Brian and I lived in California for about five years before eventually moving our way up the coast where I completed an MFA in creative writing at Mills College in Oakland, and then returned to Seattle for Brian’s work. We lived there for 9 years, bought our first home, had two babies, and started gardening and sculpting our small urban Seattle lot into the backyard sanctuary we craved. But we spent a lot of that time dreaming about moving to the country or an island. So we explored all the places, looking at hundreds of homes before finally making the leap.
I think I returned to my island because it felt like it was calling me to finish up my work here. When I left, I still thought our little island was the best place on earth. Crossing the water from Seattle to here as an adult, seagulls dancing and waves sparkling while our ferry cut through the water, I couldn’t find a reason to not still feel that way. On a sunny, clear day, Puget Sound can feel like you’ve entered a magical realm, with paradise painted in panorama around you.
My husband and I and our two kids live in an old, beautiful 1901 yellow farmhouse on five rolling green acres with orchards, gardens, a chicken coop, art studio and writing studio, and permaculture gardens. It’s the home that I dreamed about since I was old enough to realize that people could have different lives in different houses. When we first stepped on the property here, I felt all the stories I would write, all the stories our kids would live, and all the generations that would cross the land after us.

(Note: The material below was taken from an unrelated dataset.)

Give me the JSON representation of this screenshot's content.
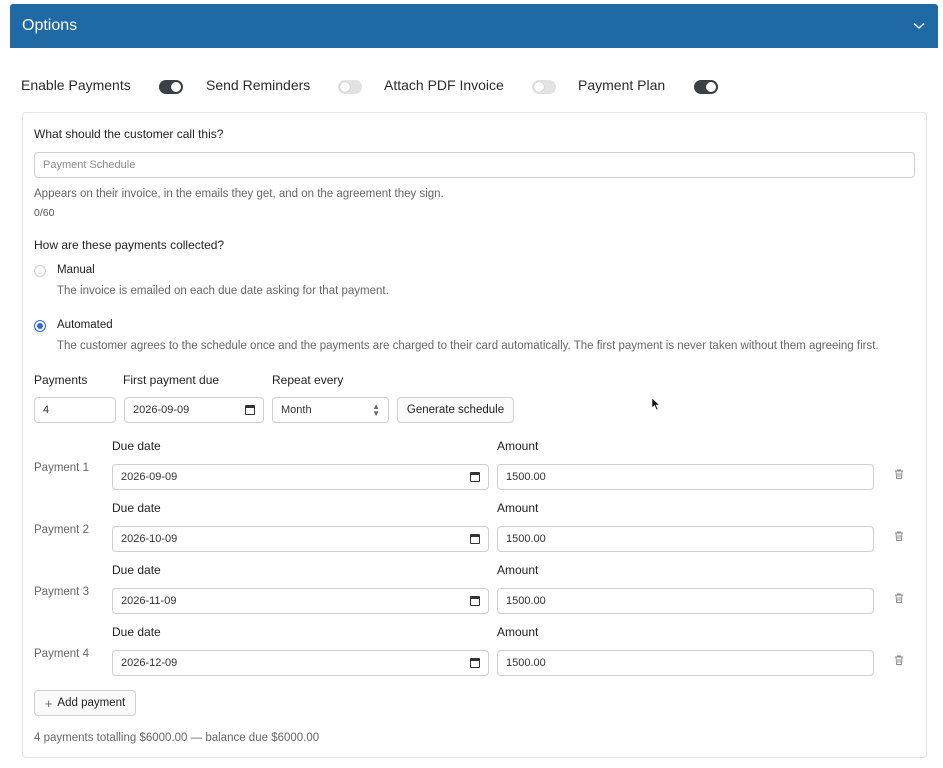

Eating Buckets is my blog about all kinds of stuff. You’ll find loads of details here about gardening and farming and cooking and restoring our farmhouse. I’ll make your mouth water with juicy apples and plums and pears from our orchards and recipes for pickles from our hugelkultur beds. Recipes on this blog will be gluten-free and will be made from fresh whole ingredients that you can customize to your diet–whether you’re vegetarian, vegan, omnivore, or just a lover of fresh food. You’ll probably also see updates about budgets and the cost of groceries because I am trying to live ala Animal Vegetable Miracle and see if we can garden our way into a non-consumer life and save buckets of money by eating buckets of produce. You’ll see pictures of our 12 chickens (whom we consider our pets) and their eggs (which we eat and share with friends) and our Luna-dog, a black wavy Portuguese Waterdog who races at breakneck speed whenever the sun comes out–and especially when she has something to chase.

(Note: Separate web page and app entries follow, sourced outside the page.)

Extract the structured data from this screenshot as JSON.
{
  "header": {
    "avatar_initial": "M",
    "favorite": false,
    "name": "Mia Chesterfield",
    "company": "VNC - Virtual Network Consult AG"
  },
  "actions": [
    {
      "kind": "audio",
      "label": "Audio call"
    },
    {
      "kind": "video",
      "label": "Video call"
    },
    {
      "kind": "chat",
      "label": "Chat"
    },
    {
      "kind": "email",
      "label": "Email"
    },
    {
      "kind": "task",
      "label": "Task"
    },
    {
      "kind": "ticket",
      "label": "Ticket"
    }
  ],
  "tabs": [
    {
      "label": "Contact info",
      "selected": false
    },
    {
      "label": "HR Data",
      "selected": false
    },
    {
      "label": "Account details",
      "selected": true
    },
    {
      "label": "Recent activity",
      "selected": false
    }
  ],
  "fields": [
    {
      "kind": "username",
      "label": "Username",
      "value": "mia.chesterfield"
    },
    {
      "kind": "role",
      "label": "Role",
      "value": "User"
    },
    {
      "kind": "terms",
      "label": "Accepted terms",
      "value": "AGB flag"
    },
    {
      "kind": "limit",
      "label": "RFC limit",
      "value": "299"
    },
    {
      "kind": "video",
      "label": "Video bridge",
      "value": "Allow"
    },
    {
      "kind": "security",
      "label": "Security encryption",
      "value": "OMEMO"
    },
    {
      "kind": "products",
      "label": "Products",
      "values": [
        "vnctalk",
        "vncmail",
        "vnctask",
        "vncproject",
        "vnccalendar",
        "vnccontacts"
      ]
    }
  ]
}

Eating Buckets was inspired by food, by our farmland, by buckets of winter rain, and my realization that my life has been a process, since early childhood, of building empathy through experience, sometimes very difficult ones, but I can eat ’em and grow fat and proud from every one of them. I’m not going to retreat quietly and let anyone else win my life but me–and isn’t that what happens when you live a life so big that it drowns you sometimes? There’s crazy luck in here, too, insane love and life that shines out and obliterates the cobwebs. If I focus on the gratitude it fills me and overflows. I want to share that with you. I want to take it all in and eat buckets of it together. I’ll take buckets over boredom any day. So here’s to more eating, more buckets, and hopefully more buckets of laughter than tears.
Buckets Of Rain
Buckets of tears
Got all them buckets comin’ out of my ears
Buckets of moonbeams in my hand
I got all the love, honey baby
You can stand
And hard like an oak
I seen pretty people disappear like smoke
Friends will arrive, friends will disappear
If you want me, honey baby
I’ll be here
And your fingertips
Like the way that you move your lips
I like the cool way you look at me
Everything about you is bringing me
Little red bike
I ain’t no monkey but I know what I like
I like the way you love me strong and slow
I’m takin’ you with me, honey baby
When I go
Life is a bust
All ya can do is do what you must
You do what you must do and ya do it well
I’ll do it for you, honey baby
Can’t you tell?